Task to carry out: Write out the whole listing exactly as it is written below.

Input data:

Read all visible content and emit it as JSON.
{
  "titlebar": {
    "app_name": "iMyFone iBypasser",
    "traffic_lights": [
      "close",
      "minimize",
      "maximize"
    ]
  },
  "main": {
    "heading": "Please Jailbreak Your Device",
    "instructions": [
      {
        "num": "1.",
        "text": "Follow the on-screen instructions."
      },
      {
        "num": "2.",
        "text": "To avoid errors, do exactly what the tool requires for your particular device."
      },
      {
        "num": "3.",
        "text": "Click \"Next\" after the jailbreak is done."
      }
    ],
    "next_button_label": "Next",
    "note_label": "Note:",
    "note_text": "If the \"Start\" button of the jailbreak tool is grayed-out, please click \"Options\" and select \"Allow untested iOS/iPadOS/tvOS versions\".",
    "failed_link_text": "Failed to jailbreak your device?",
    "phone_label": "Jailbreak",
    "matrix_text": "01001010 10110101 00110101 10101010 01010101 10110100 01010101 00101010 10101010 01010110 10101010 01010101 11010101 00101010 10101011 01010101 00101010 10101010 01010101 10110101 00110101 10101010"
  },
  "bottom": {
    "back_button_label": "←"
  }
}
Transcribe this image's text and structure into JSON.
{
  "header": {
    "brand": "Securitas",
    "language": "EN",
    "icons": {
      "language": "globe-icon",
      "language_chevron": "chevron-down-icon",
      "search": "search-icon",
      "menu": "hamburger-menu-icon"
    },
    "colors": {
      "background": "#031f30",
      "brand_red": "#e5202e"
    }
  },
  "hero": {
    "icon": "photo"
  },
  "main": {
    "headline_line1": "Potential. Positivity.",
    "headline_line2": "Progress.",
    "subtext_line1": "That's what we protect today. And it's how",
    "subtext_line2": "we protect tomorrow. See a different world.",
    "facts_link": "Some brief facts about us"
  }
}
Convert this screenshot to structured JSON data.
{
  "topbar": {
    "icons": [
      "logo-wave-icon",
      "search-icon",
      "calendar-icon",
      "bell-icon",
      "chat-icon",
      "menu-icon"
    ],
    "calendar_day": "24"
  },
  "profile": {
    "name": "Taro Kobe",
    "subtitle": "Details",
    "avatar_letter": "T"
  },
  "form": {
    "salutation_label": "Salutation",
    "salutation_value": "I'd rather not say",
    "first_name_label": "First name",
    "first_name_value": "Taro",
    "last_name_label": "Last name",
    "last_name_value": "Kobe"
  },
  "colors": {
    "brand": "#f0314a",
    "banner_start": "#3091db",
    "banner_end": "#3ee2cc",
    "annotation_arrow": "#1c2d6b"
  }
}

Response for this exercise:
Read all visible content and emit it as JSON.
{
  "titlebar": {
    "app_name": "iMyFone iBypasser",
    "traffic_lights": [
      "close",
      "minimize",
      "maximize"
    ]
  },
  "main": {
    "heading": "Please Jailbreak Your Device",
    "instructions": [
      {
        "num": "1.",
        "text": "Follow the on-screen instructions."
      },
      {
        "num": "2.",
        "text": "To avoid errors, do exactly what the tool requires for your particular device."
      },
      {
        "num": "3.",
        "text": "Click \"Next\" after the jailbreak is done."
      }
    ],
    "next_button_label": "Next",
    "note_label": "Note:",
    "note_text": "If the \"Start\" button of the jailbreak tool is grayed-out, please click \"Options\" and select \"Allow untested iOS/iPadOS/tvOS versions\".",
    "failed_link_text": "Failed to jailbreak your device?",
    "phone_label": "Jailbreak",
    "matrix_text": "01001010 10110101 00110101 10101010 01010101 10110100 01010101 00101010 10101010 01010110 10101010 01010101 11010101 00101010 10101011 01010101 00101010 10101010 01010101 10110101 00110101 10101010"
  },
  "bottom": {
    "back_button_label": "←"
  }
}
Transcribe this image's text and structure into JSON.
{
  "header": {
    "brand": "Securitas",
    "language": "EN",
    "icons": {
      "language": "globe-icon",
      "language_chevron": "chevron-down-icon",
      "search": "search-icon",
      "menu": "hamburger-menu-icon"
    },
    "colors": {
      "background": "#031f30",
      "brand_red": "#e5202e"
    }
  },
  "hero": {
    "icon": "photo"
  },
  "main": {
    "headline_line1": "Potential. Positivity.",
    "headline_line2": "Progress.",
    "subtext_line1": "That's what we protect today. And it's how",
    "subtext_line2": "we protect tomorrow. See a different world.",
    "facts_link": "Some brief facts about us"
  }
}
Convert this screenshot to structured JSON data.
{
  "topbar": {
    "icons": [
      "logo-wave-icon",
      "search-icon",
      "calendar-icon",
      "bell-icon",
      "chat-icon",
      "menu-icon"
    ],
    "calendar_day": "24"
  },
  "profile": {
    "name": "Taro Kobe",
    "subtitle": "Details",
    "avatar_letter": "T"
  },
  "form": {
    "salutation_label": "Salutation",
    "salutation_value": "I'd rather not say",
    "first_name_label": "First name",
    "first_name_value": "Taro",
    "last_name_label": "Last name",
    "last_name_value": "Kobe"
  },
  "colors": {
    "brand": "#f0314a",
    "banner_start": "#3091db",
    "banner_end": "#3ee2cc",
    "annotation_arrow": "#1c2d6b"
  }
}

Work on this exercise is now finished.